- **TASK**:
Copy the records below exactly. Include all of them.

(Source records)
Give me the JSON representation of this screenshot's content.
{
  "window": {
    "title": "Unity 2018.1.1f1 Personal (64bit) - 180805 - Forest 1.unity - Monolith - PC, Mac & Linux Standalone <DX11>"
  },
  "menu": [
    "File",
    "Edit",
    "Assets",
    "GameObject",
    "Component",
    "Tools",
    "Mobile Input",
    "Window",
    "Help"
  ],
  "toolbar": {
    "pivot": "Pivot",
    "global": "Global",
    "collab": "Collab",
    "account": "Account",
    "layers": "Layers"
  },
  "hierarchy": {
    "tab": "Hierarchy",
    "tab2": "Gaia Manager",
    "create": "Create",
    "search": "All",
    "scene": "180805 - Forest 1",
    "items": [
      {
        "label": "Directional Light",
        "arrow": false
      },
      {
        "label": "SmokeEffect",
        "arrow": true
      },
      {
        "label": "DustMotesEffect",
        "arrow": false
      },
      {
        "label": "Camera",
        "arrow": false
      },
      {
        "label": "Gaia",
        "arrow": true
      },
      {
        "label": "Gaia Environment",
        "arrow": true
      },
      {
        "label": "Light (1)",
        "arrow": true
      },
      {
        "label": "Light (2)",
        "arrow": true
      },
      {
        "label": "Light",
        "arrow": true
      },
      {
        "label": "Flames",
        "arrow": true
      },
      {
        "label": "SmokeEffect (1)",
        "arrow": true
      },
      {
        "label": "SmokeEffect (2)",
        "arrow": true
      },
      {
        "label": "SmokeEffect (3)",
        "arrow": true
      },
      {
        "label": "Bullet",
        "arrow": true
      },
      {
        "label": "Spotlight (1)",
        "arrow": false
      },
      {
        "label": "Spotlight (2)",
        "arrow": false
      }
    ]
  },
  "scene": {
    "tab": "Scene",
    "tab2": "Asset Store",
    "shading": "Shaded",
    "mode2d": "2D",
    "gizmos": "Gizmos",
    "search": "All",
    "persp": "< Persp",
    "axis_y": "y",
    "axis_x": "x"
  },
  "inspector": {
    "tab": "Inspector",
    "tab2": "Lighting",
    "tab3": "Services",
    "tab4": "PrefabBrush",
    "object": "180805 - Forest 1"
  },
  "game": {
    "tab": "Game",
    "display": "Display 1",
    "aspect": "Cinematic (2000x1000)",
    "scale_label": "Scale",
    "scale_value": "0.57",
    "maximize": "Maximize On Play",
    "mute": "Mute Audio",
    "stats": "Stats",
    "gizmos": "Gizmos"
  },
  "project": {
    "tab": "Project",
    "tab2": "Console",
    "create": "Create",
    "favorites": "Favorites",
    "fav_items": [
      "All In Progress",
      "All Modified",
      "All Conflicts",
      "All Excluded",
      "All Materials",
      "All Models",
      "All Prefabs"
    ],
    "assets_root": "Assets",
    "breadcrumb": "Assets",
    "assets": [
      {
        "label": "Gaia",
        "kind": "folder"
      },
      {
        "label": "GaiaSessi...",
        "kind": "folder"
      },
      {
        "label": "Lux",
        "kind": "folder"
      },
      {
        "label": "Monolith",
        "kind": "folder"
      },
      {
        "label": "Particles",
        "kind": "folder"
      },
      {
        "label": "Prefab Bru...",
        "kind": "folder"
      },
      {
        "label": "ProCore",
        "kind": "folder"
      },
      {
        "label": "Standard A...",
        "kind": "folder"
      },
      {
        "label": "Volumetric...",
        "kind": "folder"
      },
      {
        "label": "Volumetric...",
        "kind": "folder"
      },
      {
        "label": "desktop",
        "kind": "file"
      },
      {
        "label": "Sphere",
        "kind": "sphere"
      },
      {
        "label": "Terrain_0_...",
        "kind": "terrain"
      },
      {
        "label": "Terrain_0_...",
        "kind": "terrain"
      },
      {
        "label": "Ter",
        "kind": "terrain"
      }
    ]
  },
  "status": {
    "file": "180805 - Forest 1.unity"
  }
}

- **RESPONSE TO THE EXERCISE**:
Give me the JSON representation of this screenshot's content.
{
  "window": {
    "title": "Unity 2018.1.1f1 Personal (64bit) - 180805 - Forest 1.unity - Monolith - PC, Mac & Linux Standalone <DX11>"
  },
  "menu": [
    "File",
    "Edit",
    "Assets",
    "GameObject",
    "Component",
    "Tools",
    "Mobile Input",
    "Window",
    "Help"
  ],
  "toolbar": {
    "pivot": "Pivot",
    "global": "Global",
    "collab": "Collab",
    "account": "Account",
    "layers": "Layers"
  },
  "hierarchy": {
    "tab": "Hierarchy",
    "tab2": "Gaia Manager",
    "create": "Create",
    "search": "All",
    "scene": "180805 - Forest 1",
    "items": [
      {
        "label": "Directional Light",
        "arrow": false
      },
      {
        "label": "SmokeEffect",
        "arrow": true
      },
      {
        "label": "DustMotesEffect",
        "arrow": false
      },
      {
        "label": "Camera",
        "arrow": false
      },
      {
        "label": "Gaia",
        "arrow": true
      },
      {
        "label": "Gaia Environment",
        "arrow": true
      },
      {
        "label": "Light (1)",
        "arrow": true
      },
      {
        "label": "Light (2)",
        "arrow": true
      },
      {
        "label": "Light",
        "arrow": true
      },
      {
        "label": "Flames",
        "arrow": true
      },
      {
        "label": "SmokeEffect (1)",
        "arrow": true
      },
      {
        "label": "SmokeEffect (2)",
        "arrow": true
      },
      {
        "label": "SmokeEffect (3)",
        "arrow": true
      },
      {
        "label": "Bullet",
        "arrow": true
      },
      {
        "label": "Spotlight (1)",
        "arrow": false
      },
      {
        "label": "Spotlight (2)",
        "arrow": false
      }
    ]
  },
  "scene": {
    "tab": "Scene",
    "tab2": "Asset Store",
    "shading": "Shaded",
    "mode2d": "2D",
    "gizmos": "Gizmos",
    "search": "All",
    "persp": "< Persp",
    "axis_y": "y",
    "axis_x": "x"
  },
  "inspector": {
    "tab": "Inspector",
    "tab2": "Lighting",
    "tab3": "Services",
    "tab4": "PrefabBrush",
    "object": "180805 - Forest 1"
  },
  "game": {
    "tab": "Game",
    "display": "Display 1",
    "aspect": "Cinematic (2000x1000)",
    "scale_label": "Scale",
    "scale_value": "0.57",
    "maximize": "Maximize On Play",
    "mute": "Mute Audio",
    "stats": "Stats",
    "gizmos": "Gizmos"
  },
  "project": {
    "tab": "Project",
    "tab2": "Console",
    "create": "Create",
    "favorites": "Favorites",
    "fav_items": [
      "All In Progress",
      "All Modified",
      "All Conflicts",
      "All Excluded",
      "All Materials",
      "All Models",
      "All Prefabs"
    ],
    "assets_root": "Assets",
    "breadcrumb": "Assets",
    "assets": [
      {
        "label": "Gaia",
        "kind": "folder"
      },
      {
        "label": "GaiaSessi...",
        "kind": "folder"
      },
      {
        "label": "Lux",
        "kind": "folder"
      },
      {
        "label": "Monolith",
        "kind": "folder"
      },
      {
        "label": "Particles",
        "kind": "folder"
      },
      {
        "label": "Prefab Bru...",
        "kind": "folder"
      },
      {
        "label": "ProCore",
        "kind": "folder"
      },
      {
        "label": "Standard A...",
        "kind": "folder"
      },
      {
        "label": "Volumetric...",
        "kind": "folder"
      },
      {
        "label": "Volumetric...",
        "kind": "folder"
      },
      {
        "label": "desktop",
        "kind": "file"
      },
      {
        "label": "Sphere",
        "kind": "sphere"
      },
      {
        "label": "Terrain_0_...",
        "kind": "terrain"
      },
      {
        "label": "Terrain_0_...",
        "kind": "terrain"
      },
      {
        "label": "Ter",
        "kind": "terrain"
      }
    ]
  },
  "status": {
    "file": "180805 - Forest 1.unity"
  }
}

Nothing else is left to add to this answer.